(Page and application data records)
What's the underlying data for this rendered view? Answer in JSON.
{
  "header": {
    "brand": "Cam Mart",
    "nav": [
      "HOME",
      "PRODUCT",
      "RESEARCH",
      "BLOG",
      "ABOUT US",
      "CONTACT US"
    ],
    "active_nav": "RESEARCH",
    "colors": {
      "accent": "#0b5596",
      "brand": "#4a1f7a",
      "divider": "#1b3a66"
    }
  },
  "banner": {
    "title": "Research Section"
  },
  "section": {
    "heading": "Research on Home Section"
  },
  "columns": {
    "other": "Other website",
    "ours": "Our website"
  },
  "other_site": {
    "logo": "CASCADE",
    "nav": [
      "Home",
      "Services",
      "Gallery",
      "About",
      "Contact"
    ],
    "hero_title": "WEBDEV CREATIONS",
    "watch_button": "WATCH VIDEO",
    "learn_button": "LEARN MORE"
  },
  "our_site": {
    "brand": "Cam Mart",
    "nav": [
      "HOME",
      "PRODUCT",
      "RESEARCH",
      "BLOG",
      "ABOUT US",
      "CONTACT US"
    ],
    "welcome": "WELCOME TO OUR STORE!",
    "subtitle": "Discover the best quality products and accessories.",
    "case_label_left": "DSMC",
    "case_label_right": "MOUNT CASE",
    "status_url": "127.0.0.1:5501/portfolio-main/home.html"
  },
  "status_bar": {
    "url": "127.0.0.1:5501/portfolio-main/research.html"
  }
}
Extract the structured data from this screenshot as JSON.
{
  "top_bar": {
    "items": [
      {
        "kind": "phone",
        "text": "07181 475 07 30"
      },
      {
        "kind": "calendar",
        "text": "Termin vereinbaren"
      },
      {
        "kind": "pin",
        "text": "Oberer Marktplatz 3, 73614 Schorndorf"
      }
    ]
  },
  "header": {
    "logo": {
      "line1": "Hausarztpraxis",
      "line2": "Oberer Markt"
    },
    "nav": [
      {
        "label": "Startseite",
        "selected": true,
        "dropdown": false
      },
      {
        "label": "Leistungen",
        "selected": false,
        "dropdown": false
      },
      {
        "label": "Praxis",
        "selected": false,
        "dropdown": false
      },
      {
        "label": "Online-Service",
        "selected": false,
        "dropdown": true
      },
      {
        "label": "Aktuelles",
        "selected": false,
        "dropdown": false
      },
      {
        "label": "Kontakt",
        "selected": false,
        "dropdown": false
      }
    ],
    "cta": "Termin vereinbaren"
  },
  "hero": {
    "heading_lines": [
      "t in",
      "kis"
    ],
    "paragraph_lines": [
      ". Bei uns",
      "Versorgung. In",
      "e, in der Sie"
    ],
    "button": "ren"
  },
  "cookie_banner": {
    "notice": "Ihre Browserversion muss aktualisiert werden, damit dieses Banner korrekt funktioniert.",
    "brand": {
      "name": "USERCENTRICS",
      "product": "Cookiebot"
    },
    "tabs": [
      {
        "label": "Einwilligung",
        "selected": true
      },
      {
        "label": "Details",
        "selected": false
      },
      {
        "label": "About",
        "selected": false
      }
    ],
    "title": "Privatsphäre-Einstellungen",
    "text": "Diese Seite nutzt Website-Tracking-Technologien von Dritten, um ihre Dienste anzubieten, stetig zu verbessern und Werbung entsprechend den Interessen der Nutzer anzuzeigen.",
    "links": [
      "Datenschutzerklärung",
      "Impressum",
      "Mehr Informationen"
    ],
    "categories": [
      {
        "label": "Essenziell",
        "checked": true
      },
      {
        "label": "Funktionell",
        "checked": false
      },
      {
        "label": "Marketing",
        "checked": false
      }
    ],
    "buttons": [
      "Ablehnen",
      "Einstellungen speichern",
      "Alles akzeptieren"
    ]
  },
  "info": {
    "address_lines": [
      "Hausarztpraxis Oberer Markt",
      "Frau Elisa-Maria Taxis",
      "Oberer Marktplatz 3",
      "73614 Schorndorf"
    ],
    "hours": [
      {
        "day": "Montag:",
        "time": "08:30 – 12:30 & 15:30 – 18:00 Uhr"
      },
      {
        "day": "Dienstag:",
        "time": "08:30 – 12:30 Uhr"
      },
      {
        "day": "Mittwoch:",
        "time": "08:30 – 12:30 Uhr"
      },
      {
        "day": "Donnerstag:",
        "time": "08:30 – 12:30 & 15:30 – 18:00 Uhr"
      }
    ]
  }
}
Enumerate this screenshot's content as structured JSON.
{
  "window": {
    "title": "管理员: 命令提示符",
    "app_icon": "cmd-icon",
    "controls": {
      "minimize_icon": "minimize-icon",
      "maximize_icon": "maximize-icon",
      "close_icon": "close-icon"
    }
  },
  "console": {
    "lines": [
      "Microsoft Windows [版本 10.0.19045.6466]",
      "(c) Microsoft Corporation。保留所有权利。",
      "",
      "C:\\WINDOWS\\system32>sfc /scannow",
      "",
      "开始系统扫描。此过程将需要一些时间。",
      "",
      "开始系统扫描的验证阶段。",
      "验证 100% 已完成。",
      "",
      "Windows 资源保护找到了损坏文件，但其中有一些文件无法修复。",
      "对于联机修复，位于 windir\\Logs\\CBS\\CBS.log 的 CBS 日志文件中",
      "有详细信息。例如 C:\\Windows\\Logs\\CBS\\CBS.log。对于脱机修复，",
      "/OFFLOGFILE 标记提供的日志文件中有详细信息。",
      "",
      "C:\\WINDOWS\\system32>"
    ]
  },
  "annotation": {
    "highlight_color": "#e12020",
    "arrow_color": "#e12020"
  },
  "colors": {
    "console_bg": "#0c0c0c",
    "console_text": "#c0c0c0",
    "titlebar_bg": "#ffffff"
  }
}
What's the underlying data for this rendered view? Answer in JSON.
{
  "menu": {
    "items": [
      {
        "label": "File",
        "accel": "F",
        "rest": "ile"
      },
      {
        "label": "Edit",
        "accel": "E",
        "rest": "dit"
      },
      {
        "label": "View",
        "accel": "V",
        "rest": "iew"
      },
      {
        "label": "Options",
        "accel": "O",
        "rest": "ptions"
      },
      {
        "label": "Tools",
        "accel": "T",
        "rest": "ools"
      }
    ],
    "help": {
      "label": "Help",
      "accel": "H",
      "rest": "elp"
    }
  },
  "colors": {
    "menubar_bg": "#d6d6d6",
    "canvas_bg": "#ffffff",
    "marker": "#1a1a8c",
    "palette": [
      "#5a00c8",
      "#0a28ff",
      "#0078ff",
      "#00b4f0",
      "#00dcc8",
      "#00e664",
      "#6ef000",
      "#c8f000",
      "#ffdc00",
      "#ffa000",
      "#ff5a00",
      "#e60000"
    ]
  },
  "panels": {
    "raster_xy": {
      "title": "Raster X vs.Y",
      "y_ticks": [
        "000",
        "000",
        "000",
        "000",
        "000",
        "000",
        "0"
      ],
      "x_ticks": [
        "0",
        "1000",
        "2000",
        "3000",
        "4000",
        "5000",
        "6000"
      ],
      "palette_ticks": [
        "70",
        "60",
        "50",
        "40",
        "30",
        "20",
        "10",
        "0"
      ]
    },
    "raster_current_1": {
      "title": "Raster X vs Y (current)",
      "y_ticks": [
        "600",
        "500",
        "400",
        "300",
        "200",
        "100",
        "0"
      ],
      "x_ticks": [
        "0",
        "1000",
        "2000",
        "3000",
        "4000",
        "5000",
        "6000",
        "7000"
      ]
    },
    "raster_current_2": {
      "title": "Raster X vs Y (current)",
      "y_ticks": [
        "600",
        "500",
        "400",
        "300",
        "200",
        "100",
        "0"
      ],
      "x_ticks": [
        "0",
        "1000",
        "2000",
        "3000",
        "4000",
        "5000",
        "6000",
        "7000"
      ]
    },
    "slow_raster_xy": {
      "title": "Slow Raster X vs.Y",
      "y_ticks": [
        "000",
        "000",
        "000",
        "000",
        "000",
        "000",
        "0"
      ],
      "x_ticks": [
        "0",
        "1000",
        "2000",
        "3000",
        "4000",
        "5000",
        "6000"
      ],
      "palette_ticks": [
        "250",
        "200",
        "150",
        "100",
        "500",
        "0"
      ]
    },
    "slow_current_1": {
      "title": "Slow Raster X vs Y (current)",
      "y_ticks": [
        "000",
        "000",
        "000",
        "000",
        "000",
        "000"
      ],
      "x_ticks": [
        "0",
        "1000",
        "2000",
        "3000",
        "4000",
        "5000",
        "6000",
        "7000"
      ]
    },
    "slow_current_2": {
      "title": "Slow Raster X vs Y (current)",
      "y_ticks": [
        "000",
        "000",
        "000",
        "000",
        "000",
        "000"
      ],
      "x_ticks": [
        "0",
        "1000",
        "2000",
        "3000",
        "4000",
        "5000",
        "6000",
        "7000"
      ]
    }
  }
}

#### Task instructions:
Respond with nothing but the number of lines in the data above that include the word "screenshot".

#### Exercise output:
2